To put it bluntly (as is my wont) what I have read about him leads me to see him as a mean-spirited narcissist who translated a certain aesthetic sensitivity and capacity for bullying and hucksterism into a colossal waste of money and collective time, further separating Americans from one another in pursuit of a false control over their environment. As bad, his personality and corporate ethos furthered highly damaging political and economic structures of a kind best described as libertarian socialism, in which corporations and rich individuals behave without conscience, expecting the social programs they vote for but seek to escape funding to pick up the pieces from their own “creative” destruction. I also see him as in many ways a sad character, emotionally and spiritually stunted in part because of the failings of the infantilizing environment in which he grew up.*(H/T - I wish I could remember. A mind is a terrible thing to waste.)
Frohnen looks at Jobs through the lens of what it means to grow up as a spoiled child in the culture of the '60s and '70s, with virtually no restrictions on his behavior. "Jobs was, frankly, coddled. His father sacrificed his career, moved, rearranged his workspace, and berated Jobs’ teachers, all to see to it that his precious genius would be given the best experiences and life chances possible." The parents allowed him to quit going to church (not surprising, since "too many parents were mostly going through the motions" themselves), indulged him, sacrificed to give him whatever he wanted. It was, in other words, all-too typical of the lifestyle one finds in California, "a place people moved to get more money and better weather, and where being the first one on the block to recycle, or get a fancy car, was more important than staying married and taking care of your kids, let alone showing common decency." More:

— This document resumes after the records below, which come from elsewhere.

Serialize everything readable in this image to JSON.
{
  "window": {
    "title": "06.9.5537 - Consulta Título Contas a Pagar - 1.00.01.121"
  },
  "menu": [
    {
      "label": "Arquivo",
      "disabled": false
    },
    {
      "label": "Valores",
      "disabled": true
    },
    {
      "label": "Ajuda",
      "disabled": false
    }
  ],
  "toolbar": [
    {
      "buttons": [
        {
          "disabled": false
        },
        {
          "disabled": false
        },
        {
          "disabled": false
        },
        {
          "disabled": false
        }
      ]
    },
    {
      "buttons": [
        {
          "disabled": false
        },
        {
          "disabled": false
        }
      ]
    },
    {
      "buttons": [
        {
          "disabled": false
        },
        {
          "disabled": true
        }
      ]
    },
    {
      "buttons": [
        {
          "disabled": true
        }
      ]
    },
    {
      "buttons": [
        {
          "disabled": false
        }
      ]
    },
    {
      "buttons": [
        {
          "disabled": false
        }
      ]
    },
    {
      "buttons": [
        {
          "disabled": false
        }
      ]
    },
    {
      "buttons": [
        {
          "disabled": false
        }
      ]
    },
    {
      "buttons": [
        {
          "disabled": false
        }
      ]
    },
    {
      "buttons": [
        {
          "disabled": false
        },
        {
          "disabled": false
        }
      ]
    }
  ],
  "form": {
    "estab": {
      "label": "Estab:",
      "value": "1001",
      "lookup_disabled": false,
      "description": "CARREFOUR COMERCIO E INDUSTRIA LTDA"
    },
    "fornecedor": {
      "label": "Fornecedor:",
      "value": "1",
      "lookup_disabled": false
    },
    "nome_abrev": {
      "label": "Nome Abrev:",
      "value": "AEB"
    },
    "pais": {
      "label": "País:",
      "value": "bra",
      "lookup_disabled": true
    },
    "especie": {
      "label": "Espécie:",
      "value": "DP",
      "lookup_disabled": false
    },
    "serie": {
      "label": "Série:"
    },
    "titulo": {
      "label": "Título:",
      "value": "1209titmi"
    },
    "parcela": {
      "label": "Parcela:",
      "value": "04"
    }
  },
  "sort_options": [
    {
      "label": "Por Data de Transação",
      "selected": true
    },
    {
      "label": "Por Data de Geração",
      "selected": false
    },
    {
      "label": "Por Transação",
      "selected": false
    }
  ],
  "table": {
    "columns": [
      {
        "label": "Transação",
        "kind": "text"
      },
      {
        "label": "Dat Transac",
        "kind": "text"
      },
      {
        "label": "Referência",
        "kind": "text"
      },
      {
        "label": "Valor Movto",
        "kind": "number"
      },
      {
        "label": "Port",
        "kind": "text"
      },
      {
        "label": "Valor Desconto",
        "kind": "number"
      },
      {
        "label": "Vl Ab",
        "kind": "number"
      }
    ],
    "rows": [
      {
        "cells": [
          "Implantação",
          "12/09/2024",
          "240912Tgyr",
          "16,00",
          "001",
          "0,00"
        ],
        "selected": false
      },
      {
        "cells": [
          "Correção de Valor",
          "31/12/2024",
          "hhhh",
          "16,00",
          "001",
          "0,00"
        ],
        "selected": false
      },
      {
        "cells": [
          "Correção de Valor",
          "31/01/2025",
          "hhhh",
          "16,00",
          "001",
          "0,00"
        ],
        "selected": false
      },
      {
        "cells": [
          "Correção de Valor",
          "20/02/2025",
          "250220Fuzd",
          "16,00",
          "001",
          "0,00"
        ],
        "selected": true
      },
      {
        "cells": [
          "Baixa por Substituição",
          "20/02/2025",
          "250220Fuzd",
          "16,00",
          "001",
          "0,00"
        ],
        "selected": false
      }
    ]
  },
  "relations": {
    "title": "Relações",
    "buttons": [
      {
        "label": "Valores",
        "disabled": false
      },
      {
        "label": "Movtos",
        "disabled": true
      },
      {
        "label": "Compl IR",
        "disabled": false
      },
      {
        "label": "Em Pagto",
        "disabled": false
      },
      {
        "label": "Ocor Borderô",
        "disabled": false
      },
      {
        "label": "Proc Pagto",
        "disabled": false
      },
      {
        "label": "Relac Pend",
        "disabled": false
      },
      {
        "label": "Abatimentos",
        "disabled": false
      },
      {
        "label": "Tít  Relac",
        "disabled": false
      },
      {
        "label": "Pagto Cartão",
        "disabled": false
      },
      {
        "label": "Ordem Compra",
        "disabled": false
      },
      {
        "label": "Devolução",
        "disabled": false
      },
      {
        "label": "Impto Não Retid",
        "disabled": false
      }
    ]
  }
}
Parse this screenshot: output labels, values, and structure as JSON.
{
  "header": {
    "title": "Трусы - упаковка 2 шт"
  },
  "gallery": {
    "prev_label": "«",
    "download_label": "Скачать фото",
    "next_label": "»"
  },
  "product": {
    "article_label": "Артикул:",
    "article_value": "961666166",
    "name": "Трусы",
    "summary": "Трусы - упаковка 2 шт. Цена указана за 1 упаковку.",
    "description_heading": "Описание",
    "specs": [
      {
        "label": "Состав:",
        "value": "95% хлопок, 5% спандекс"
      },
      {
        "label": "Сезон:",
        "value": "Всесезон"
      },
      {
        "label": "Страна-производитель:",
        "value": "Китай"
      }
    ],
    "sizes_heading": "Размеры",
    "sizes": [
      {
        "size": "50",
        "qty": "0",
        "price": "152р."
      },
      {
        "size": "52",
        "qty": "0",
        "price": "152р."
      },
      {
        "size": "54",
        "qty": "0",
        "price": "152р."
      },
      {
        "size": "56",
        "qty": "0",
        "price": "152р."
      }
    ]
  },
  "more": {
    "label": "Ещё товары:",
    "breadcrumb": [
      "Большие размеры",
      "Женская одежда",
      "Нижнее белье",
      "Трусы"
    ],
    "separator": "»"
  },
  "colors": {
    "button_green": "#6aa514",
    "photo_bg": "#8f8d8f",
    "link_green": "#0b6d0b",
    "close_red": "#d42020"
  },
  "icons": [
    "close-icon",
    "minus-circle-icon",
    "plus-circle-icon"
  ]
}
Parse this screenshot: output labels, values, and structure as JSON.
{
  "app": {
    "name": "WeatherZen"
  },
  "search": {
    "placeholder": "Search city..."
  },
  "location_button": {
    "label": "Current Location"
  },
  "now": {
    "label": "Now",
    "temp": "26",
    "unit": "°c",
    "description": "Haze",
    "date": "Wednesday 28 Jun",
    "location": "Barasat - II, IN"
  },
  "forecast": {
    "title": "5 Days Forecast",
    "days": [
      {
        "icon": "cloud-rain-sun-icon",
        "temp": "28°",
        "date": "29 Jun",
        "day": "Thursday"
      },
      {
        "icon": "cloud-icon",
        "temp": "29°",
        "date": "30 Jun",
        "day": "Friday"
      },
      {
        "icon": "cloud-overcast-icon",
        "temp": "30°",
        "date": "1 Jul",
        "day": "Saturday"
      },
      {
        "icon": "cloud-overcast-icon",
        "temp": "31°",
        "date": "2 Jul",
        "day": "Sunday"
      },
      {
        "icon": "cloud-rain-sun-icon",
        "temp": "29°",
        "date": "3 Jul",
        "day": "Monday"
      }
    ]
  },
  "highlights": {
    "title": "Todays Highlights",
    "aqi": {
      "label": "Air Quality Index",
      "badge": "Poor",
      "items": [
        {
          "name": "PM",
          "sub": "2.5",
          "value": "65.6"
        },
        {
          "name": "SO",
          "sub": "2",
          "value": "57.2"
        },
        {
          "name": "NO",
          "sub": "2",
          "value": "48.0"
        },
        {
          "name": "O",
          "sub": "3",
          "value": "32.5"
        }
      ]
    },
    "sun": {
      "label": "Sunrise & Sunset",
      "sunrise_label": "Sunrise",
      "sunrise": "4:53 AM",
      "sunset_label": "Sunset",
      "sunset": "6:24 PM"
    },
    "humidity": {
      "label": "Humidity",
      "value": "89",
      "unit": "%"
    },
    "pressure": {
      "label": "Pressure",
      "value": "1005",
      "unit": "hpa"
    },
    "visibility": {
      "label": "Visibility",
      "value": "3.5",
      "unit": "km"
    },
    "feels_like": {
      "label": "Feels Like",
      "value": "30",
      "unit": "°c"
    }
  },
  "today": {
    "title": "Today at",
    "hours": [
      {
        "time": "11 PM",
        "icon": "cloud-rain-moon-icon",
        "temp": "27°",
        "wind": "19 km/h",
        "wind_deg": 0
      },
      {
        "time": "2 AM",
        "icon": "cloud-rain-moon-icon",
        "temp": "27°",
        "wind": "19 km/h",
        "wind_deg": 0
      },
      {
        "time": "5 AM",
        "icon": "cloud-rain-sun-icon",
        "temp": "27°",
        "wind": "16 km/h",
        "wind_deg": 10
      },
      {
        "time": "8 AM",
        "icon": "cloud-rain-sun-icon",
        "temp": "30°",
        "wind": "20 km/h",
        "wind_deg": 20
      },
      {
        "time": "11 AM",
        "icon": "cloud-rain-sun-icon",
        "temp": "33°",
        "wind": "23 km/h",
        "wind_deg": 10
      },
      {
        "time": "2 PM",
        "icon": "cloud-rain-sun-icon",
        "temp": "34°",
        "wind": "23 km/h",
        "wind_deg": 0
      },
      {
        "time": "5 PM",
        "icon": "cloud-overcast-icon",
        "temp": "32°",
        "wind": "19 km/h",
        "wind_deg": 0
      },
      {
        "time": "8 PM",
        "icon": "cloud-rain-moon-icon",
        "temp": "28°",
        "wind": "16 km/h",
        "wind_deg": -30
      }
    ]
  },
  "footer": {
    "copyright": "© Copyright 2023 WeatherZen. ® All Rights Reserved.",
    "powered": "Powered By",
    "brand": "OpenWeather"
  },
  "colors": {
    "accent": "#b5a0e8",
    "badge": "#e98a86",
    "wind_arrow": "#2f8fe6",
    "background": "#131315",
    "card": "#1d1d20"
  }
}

Eventually, Jobs moved out of his hovel with the drug den in the attic, travelling to the commune (probably still there—did I mention Reed is in Portland?), to his parents’ house, and to India. He got a girl pregnant along the way, denied paternity, encouraged her to get an abortion (she didn’t), then walked away, still denying paternity for some years after. In other words, he engaged in all the usual “hi-jinks” and “mind expanding experiences” one associates with the adolescent mindset of the counterculture.I've never been a Steve Jobs fan; visionary though he may have been in certain areas, I always thought it came at too high a price, and was of dubious merit. I admit, I've got an iPhone and an iPod, and my next laptop is probably a Mac. Nevertheless, as I've said before, the ends seldom ever justify the means. So it's no surprise that I'd read Frohnen's words with relish. But to simply revel in insulting Jobs because I didn't like him is pretty hollow unless it can be put in context - I prefer, whenever possible, to have a good reason for not liking someone - and this Frohnen does.
Because in the end, miserable person though Jobs may have been, one can't help but feel a certain sympathy for him, because he was so obviously a product of his time: let down by his parents, indulged by society, free to come up with brilliant ideas (many of which have had devastating consequences), but free also to live a lifestyle that demeans his humanity. Whether looking at free sex, drugs run rampant, the fruits of Vatican II, or so many of the things that have come out of the era, it's clear that what we are left with is the wages of sin. And, as Frohnen concludes, "Thanks in no small part to Steve Jobs, his fan clubs, and his like-minded competitors this is, potentially, our future. And we should be very, very afraid."